Many plants rely on fruit-eating animals to disperse their seeds. This interaction benefits both the plant and the animal and is therefore termed a mutualism. Because seed dispersal can determine the abundance and range of the plant, seed dispersal mutualisms can benefit other species that use the plant for food or shelter and thus affect patterns of biodiversity across the landscape. The introduction by humans of new species into a habitat can disrupt seed dispersal mutualisms, but we know little about such disruptions may affect other, interrelated species. This project will test the larger ecological effects of disruption of an important seed dispersal mutualism in the northern temperate forests of Patagonia in Argentina. The mistletoe Tristerix corymbosus is the sole winter nectar source for the hummingbird Sephanoides sephaniodes, which remains in the region year-round and is in turn responsible for the pollination of nearly 20% of the endemic woody flora in the region.
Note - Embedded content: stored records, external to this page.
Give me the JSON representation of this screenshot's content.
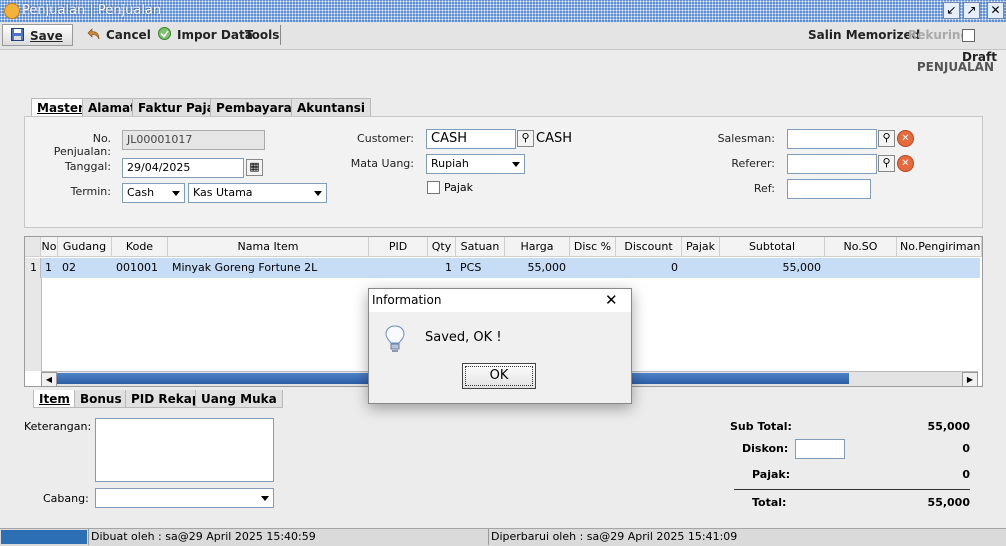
{
  "window": {
    "title": "Penjualan | Penjualan"
  },
  "toolbar": {
    "save": "Save",
    "cancel": "Cancel",
    "import": "Impor Data",
    "tools": "Tools",
    "salin": "Salin Memorized",
    "rekuring": "Rekuring",
    "draft": "Draft"
  },
  "heading": "PENJUALAN",
  "tabs": [
    "Master",
    "Alamat",
    "Faktur Pajak",
    "Pembayaran",
    "Akuntansi"
  ],
  "form": {
    "no_label": "No. Penjualan:",
    "no_value": "JL00001017",
    "tanggal_label": "Tanggal:",
    "tanggal_value": "29/04/2025",
    "termin_label": "Termin:",
    "termin_value": "Cash",
    "kas_value": "Kas Utama",
    "customer_label": "Customer:",
    "customer_value": "CASH",
    "customer_name": "CASH",
    "mata_uang_label": "Mata Uang:",
    "mata_uang_value": "Rupiah",
    "pajak_label": "Pajak",
    "salesman_label": "Salesman:",
    "referer_label": "Referer:",
    "ref_label": "Ref:"
  },
  "grid": {
    "headers": [
      "No",
      "Gudang",
      "Kode Item",
      "Nama Item",
      "PID",
      "Qty",
      "Satuan",
      "Harga",
      "Disc %",
      "Discount",
      "Pajak",
      "Subtotal",
      "No.SO",
      "No.Pengiriman"
    ],
    "row": {
      "rownum": "1",
      "no": "1",
      "gudang": "02",
      "kode": "001001",
      "nama": "Minyak Goreng Fortune 2L",
      "pid": "",
      "qty": "1",
      "satuan": "PCS",
      "harga": "55,000",
      "disc_pct": "",
      "discount": "0",
      "pajak": "",
      "subtotal": "55,000",
      "no_so": "",
      "no_pengiriman": ""
    }
  },
  "bottom_tabs": [
    "Item",
    "Bonus",
    "PID Rekap",
    "Uang Muka"
  ],
  "notes": {
    "keterangan_label": "Keterangan:",
    "cabang_label": "Cabang:"
  },
  "summary": {
    "sub_total_label": "Sub Total:",
    "sub_total": "55,000",
    "diskon_label": "Diskon:",
    "diskon": "0",
    "pajak_label": "Pajak:",
    "pajak": "0",
    "total_label": "Total:",
    "total": "55,000"
  },
  "dialog": {
    "title": "Information",
    "message": "Saved, OK !",
    "ok": "OK"
  },
  "status": {
    "created": "Dibuat oleh : sa@29 April 2025  15:40:59",
    "updated": "Diperbarui oleh : sa@29 April 2025  15:41:09"
  }
}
The seeds of the mistletoe are dispersed exclusively by the marsupial Dromiciops gliroides. After passing through the gut of the marsupial, most of the defecated seeds stick to branches of maqui, Aristotelia chilensis, the most abundant understory shrub in the forest and the most common host for the mistletoe. Because of these close ecological relationships, exotic species that reduce the density of maqui could also reduce the abundances of the mistletoe, the hummingbird, and the marsupial, changing the forest as a whole. This project will test the effects of the exotic wasp Vespula germanica and of exotic ungulates on maqui populations and on the linked species in the forest. Conservation of biological diversity is important to human society, and one of the major threats to biodiversity are the accidental and intentional introductions of new species around the world by humans. This research will further our understanding of how introduced species can affect biodiversity and help guide management to conserve diversity. The research will also strengthen international scientific collaboration and training.
What happens when new species are added to ecosystems and others are lost? This is the question that Mariano Rodriguez-Cabal addressed for his dissertation research. With support by the National Science Foundation, Dr. Rodriguez-Cabal carried out a series of experiments and observations in Patagonia, Argentina to understand what happens to the interactions among really different species when exotic vertebrates and insects are introduced. The short answer is that the ecological webs that link species together begin to unravel. More specifically, Dr. Rodriguez-Cabal found that introduced deer and cattle dramatically affected a common understory plant species, which led to the reduction of one species (a host of a keystone mistletoe species), which in turn affected two key seed-dispersers (a marsupial and a bird), and a pollinator (hummingbird). In sites where the exotic cattle and deer were, we never found the endemic marsupial species; the abundance of the most common understory plant species was 16x lower; no new mistletoes were present, and finally, the abundance of a fruit-eating bird and a hummingbird were also lower in areas where the exotic deer and cattle were present. But there was another exotic species who played a part in this complicated tale as well - a wasp species that had been introduced in the 1980â€™s. The wasp eats the fruits of the common understory plant species. And when the wasp is present, fruit-eating birds are almost absent. As a result, the seeds of the understory plant donâ€™t get dispersed. This interaction web - the collection of species occurring at the same place that are tied together by their interactions - begins to fall apart when species are added. Dr. Rodriguez-Cabalâ€™s dissertation research shows how that happens and begins to illuminate the long-term consequences of the spread of exotic species. Aside from demonstrating that exotic species can unravel native ecosystems, this grant also facilitated the training of Dr. Rodriguez-Cabal and Dr. Noelia Barrios. Both are native Argentineans who received their PhDs from the University of Tennessee. Both will ultimately return to Patagonia to continue to investigate the causes and consequences of species introductions on local biodiversity. This grant has also facilitated interactions between Drs. Rodriguez-Cabal and Barrios and local stakeholders in Patagonia, ranging from policy makers, conservation practicioners, and park rangers.